[Stored records]

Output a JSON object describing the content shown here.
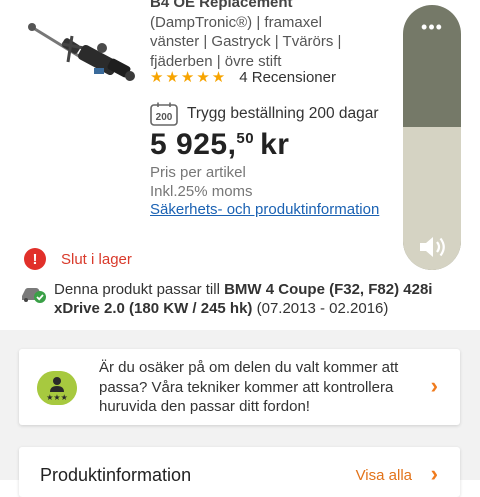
{
  "product": {
    "title_lines": [
      "B4 OE Replacement",
      "(DampTronic®) | framaxel",
      "vänster | Gastryck | Tvärörs |",
      "fjäderben | övre stift"
    ],
    "stars": "★★★★★",
    "reviews": "4 Recensioner",
    "delivery": "Trygg beställning 200 dagar",
    "delivery_badge": "200",
    "price_main": "5 925,",
    "price_cents": "50",
    "price_currency": "kr",
    "price_per": "Pris per artikel",
    "vat": "Inkl.25% moms",
    "info_link": "Säkerhets- och produktinformation"
  },
  "stock": {
    "icon": "exclamation-icon",
    "text": "Slut i lager"
  },
  "fit": {
    "prefix": "Denna produkt passar till ",
    "vehicle": "BMW 4 Coupe (F32, F82) 428i xDrive 2.0 (180 KW / 245 hk)",
    "years": " (07.2013 - 02.2016)"
  },
  "tech_card": {
    "text": "Är du osäker på om delen du valt kommer att passa? Våra tekniker kommer att kontrollera huruvida den passar ditt fordon!"
  },
  "product_info": {
    "title": "Produktinformation",
    "show_all": "Visa alla"
  },
  "volume_overlay": {
    "menu": "•••",
    "level": 0.54
  },
  "colors": {
    "accent_orange": "#f07b1d",
    "link_blue": "#1b62b3",
    "stars": "#f7a400",
    "alert_red": "#e1302a",
    "tech_green": "#a7c93f"
  }
}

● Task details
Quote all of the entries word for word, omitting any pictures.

● Completed exercise
Output a JSON object describing the content shown here.
{
  "product": {
    "title_lines": [
      "B4 OE Replacement",
      "(DampTronic®) | framaxel",
      "vänster | Gastryck | Tvärörs |",
      "fjäderben | övre stift"
    ],
    "stars": "★★★★★",
    "reviews": "4 Recensioner",
    "delivery": "Trygg beställning 200 dagar",
    "delivery_badge": "200",
    "price_main": "5 925,",
    "price_cents": "50",
    "price_currency": "kr",
    "price_per": "Pris per artikel",
    "vat": "Inkl.25% moms",
    "info_link": "Säkerhets- och produktinformation"
  },
  "stock": {
    "icon": "exclamation-icon",
    "text": "Slut i lager"
  },
  "fit": {
    "prefix": "Denna produkt passar till ",
    "vehicle": "BMW 4 Coupe (F32, F82) 428i xDrive 2.0 (180 KW / 245 hk)",
    "years": " (07.2013 - 02.2016)"
  },
  "tech_card": {
    "text": "Är du osäker på om delen du valt kommer att passa? Våra tekniker kommer att kontrollera huruvida den passar ditt fordon!"
  },
  "product_info": {
    "title": "Produktinformation",
    "show_all": "Visa alla"
  },
  "volume_overlay": {
    "menu": "•••",
    "level": 0.54
  },
  "colors": {
    "accent_orange": "#f07b1d",
    "link_blue": "#1b62b3",
    "stars": "#f7a400",
    "alert_red": "#e1302a",
    "tech_green": "#a7c93f"
  }
}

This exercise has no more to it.